Employees in the Indian IT services companies can expect a tough time with regard to their salary hike in the current financial year with experts pegging it at a very modest 3-6 percent increase. This is being attributed largely due to the poor growth and poor expansion of many of the IT services companies.
Besides this there has been a severe dip in campus hiring by the Indian IT industry. Experts such as B.S. Murthy, CEO of the Bengaluru-based executive search firm, LeadershipCapital Consulting Limited, feels that the only good thing to have happened for the Indian IT services firms has been the devaluation of the Indian rupee which continues its downward trend. Since a majority of the business for these firms comes from the U.S. Market, the devaluation of the Indian rupee will help these companies improve their bottom lines.

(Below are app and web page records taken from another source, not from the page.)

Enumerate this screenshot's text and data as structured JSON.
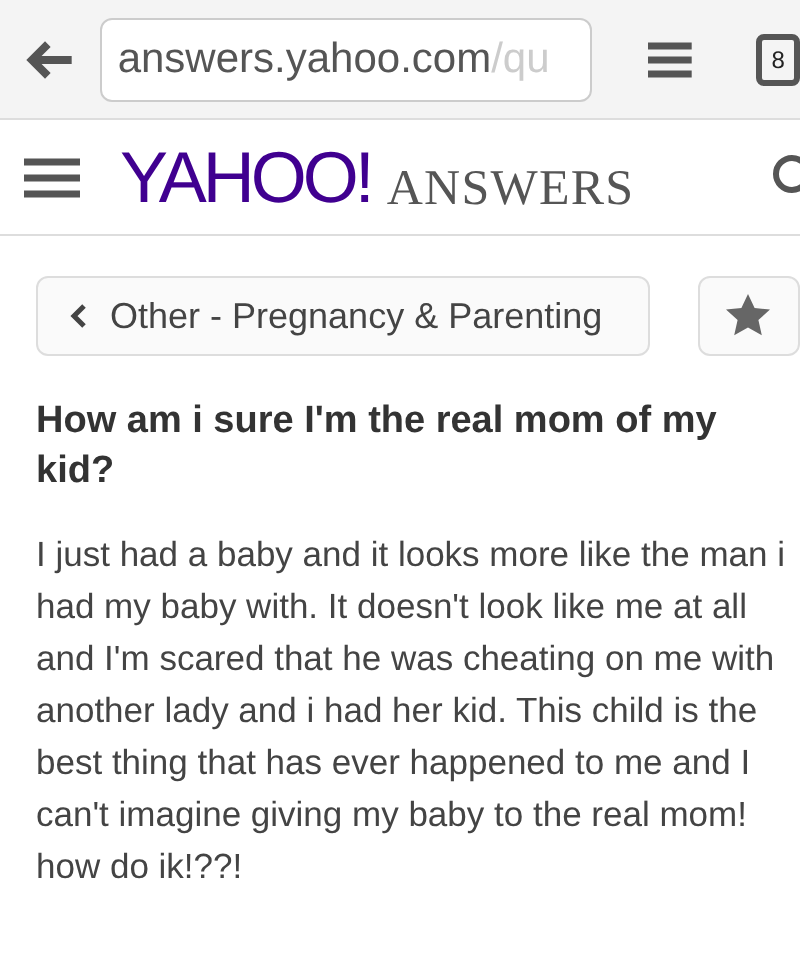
{
  "browser_bar": {
    "url_host": "answers.yahoo.com",
    "url_path": "/qu",
    "tab_count": "8"
  },
  "header": {
    "logo": "YAHOO!",
    "section": "ANSWERS"
  },
  "breadcrumb": {
    "label": "Other - Pregnancy & Parenting"
  },
  "question": {
    "title": "How am i sure I'm the real mom of my kid?",
    "body": "I just had a baby and it looks more like the man i had my baby with.  It doesn't look like me at all and I'm scared that he was cheating on me with another lady and i had her kid.  This child is the best thing that has ever happened to me and I can't imagine giving my baby to the real mom! how do ik!??!"
  }
}
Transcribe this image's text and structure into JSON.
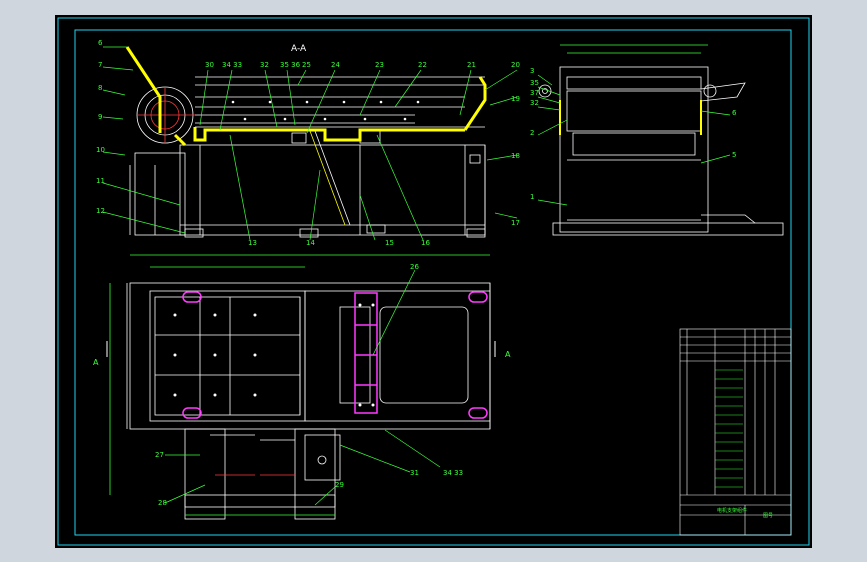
{
  "view_title": "A-A",
  "section_marker": "A",
  "top_callouts": [
    "6",
    "7",
    "8",
    "9",
    "10",
    "11",
    "12",
    "30",
    "34 33",
    "32",
    "35 36",
    "25",
    "24",
    "23",
    "22",
    "21",
    "20",
    "19",
    "18",
    "17"
  ],
  "bottom_callouts": [
    "13",
    "14",
    "15",
    "16"
  ],
  "side_callouts": [
    "3",
    "35",
    "37",
    "32",
    "2",
    "1",
    "6",
    "5"
  ],
  "plan_callouts": [
    "28",
    "27",
    "26",
    "31",
    "34 33",
    "29"
  ],
  "title_block": {
    "name": "电机支架组件",
    "drawing_no": "图号"
  },
  "colors": {
    "outline": "#ffffff",
    "green": "#39ff39",
    "yellow": "#ffff00",
    "red": "#ff3b3b",
    "magenta": "#ff3bff",
    "cyan": "#22d3ee"
  }
}
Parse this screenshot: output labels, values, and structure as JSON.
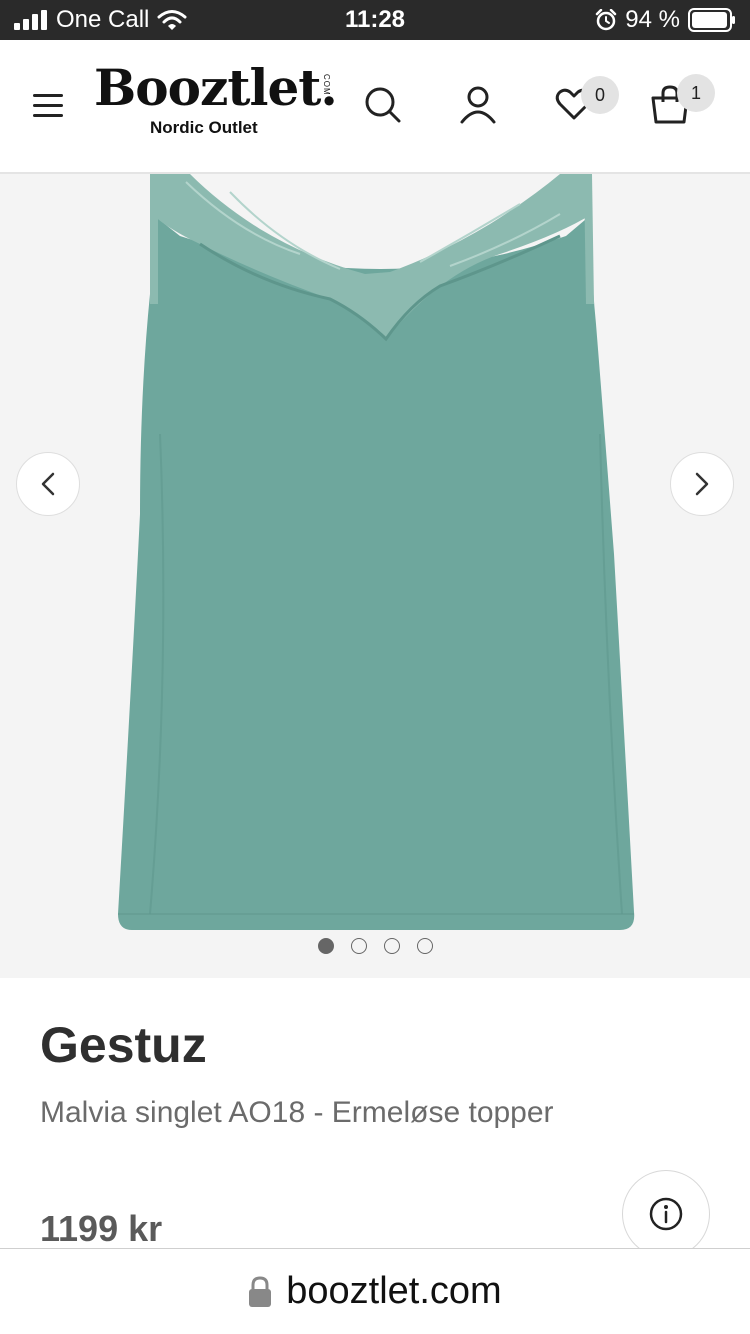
{
  "status_bar": {
    "carrier": "One Call",
    "time": "11:28",
    "battery": "94 %"
  },
  "header": {
    "logo_text": "Booztlet.",
    "logo_com": "COM",
    "logo_subtitle": "Nordic Outlet",
    "wishlist_count": "0",
    "cart_count": "1",
    "icons": [
      "menu-icon",
      "search-icon",
      "account-icon",
      "heart-icon",
      "bag-icon"
    ]
  },
  "gallery": {
    "image_count": 4,
    "active_index": 0,
    "prev_icon": "chevron-left-icon",
    "next_icon": "chevron-right-icon"
  },
  "product": {
    "brand": "Gestuz",
    "title": "Malvia singlet AO18 - Ermeløse topper",
    "price": "1199 kr",
    "info_icon": "info-icon"
  },
  "url_bar": {
    "url": "booztlet.com",
    "lock_icon": "lock-icon"
  },
  "colors": {
    "status_bar_bg": "#2a2a2a",
    "gallery_bg": "#f4f4f4",
    "product_color": "#6ea79d",
    "badge_bg": "#e3e3e3"
  }
}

“There was a time when IT services companies such as Infosys and TCS had hired around 45,000 people in a year from campuses. That number has gone down to around 10,000 a year. It is easy to train thousands of people in back office work but it is very challenging to get and train people in the field of algorithms and other new digital processes. The way things are moving it would be a great thing if many of the IT professionals are able to clinch to their jobs in the year ahead. The hikes would be minimal and would be a basic adjustment to the inflationary trends. Three to six per cent of annual hike is what I foresee for the masses in the IT sector, though exceptions in the form of good performers would be there,” Murthy told THE WEEK.
He also feels that the speed of change in business strategy due to the growing demand in the digital space will show in the form of very average hikes for the employees. “Gone are the days when the IT companies used to grow at a 30-35 percent CAGR. Now the companies growth have slowed down considerably,” added Murthy.
Another expert Alok Shende of Mumbai-based Ascentius Consulting feels that there are multiplicity of restraining forces that are simultaneously at play. “The wage rates in the industry are still under the shadow of the 2017 IT industry slowdown. While there are glimmer of signals that allude to improvements in the base growth rate, the pressure on wages is likely to continue owing to the shift to digital. Non-digital billing rates and hence, the wage growth rates for employees engaged in these services are likely to remain under pressure in the foreseeable future. Finally, the shift to digital has not happened to the extent that it will elevate the aggregate wage growth rates,” said Shende.